AG: Do you have any response to those critics? Those who say that your comedian persona is built around appropriation of black culture?
BW: I think I’m pretty cognizant of that. When we were making the pilot for Rad Nerds [for Viceland], that was definitely something that came up. One of the guys producing the show was like, “I don’t know if we even want to call it Rad Nerds, because people will question, “Who’s this white kid hosting rap nerds?” We didn’t want to feed into the narrative that Vice is a bunch of white cultural tourists. I guess I’ve always been very respectful – I don’t think I’ve ever crossed the line, I think I’m very genuine. I don’t try to front ever. I think I’m pretty harmless. I never want to be comedy game Iggy Azalea.
AG: What interests you about interviewing rappers? Is it more of the lighthearted, party aspects, or are you also intrigued by the darker side of rap?
BW: I think both. I got into hip hop late. Literally Kanye and Kid Cudi got me into rap. I was in high school and I was like, “I didn’t know that there’s rappers that were sad.” It was Kanye, Cudi, and Drake. I guess it’s just a very visceral kind of music, and I appreciate “sadboy” rap but also “turn up” rap.
AG: Do you see any overlap between rappers and comedians? Using your diary as entertainment, that kind of stuff?
BW: Yeah, absolutely. There are similarities in good and bad ways. There’s similarities in terms of good comedy and good rap, and being an honest expression of where that person is in life at the time. But there are similarities between whack comedians and whack comedians in terms of using social media to flex and create a false perception of where they’re at in life. In any type of entertainment there’s always people being gross. So that’s sort of something that I’ve talked to Asher [Roth] and Makonnen and Heems a lot – rappers and comedians being dumb on social media. We just pull out the Instagrams of the people we hate, like, look at this fucking idiot.
AG: Are there any plans to produce your rap album, Yeezus 2?

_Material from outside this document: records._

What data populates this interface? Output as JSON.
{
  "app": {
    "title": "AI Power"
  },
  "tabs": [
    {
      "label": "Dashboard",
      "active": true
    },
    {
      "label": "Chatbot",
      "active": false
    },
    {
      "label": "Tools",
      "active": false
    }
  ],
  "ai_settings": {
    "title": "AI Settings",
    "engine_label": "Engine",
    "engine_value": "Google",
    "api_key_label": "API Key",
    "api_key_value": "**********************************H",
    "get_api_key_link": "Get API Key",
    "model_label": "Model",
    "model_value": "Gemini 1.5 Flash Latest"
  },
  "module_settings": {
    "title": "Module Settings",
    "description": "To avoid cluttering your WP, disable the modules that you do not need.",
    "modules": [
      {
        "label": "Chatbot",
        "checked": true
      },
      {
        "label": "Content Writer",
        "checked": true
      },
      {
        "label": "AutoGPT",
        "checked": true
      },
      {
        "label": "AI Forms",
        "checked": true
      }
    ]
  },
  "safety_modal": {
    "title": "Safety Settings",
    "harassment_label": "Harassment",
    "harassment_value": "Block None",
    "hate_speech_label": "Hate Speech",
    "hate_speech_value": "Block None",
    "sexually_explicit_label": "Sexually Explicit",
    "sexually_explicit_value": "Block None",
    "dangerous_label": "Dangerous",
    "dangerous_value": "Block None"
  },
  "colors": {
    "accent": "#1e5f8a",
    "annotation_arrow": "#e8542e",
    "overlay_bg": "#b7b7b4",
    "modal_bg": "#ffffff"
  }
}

BW: Yeah, eventually. That’s something that will eventually happen. We’ll see. It’s my detox, y’know? [Pauses] That was a Dr. Dre reference.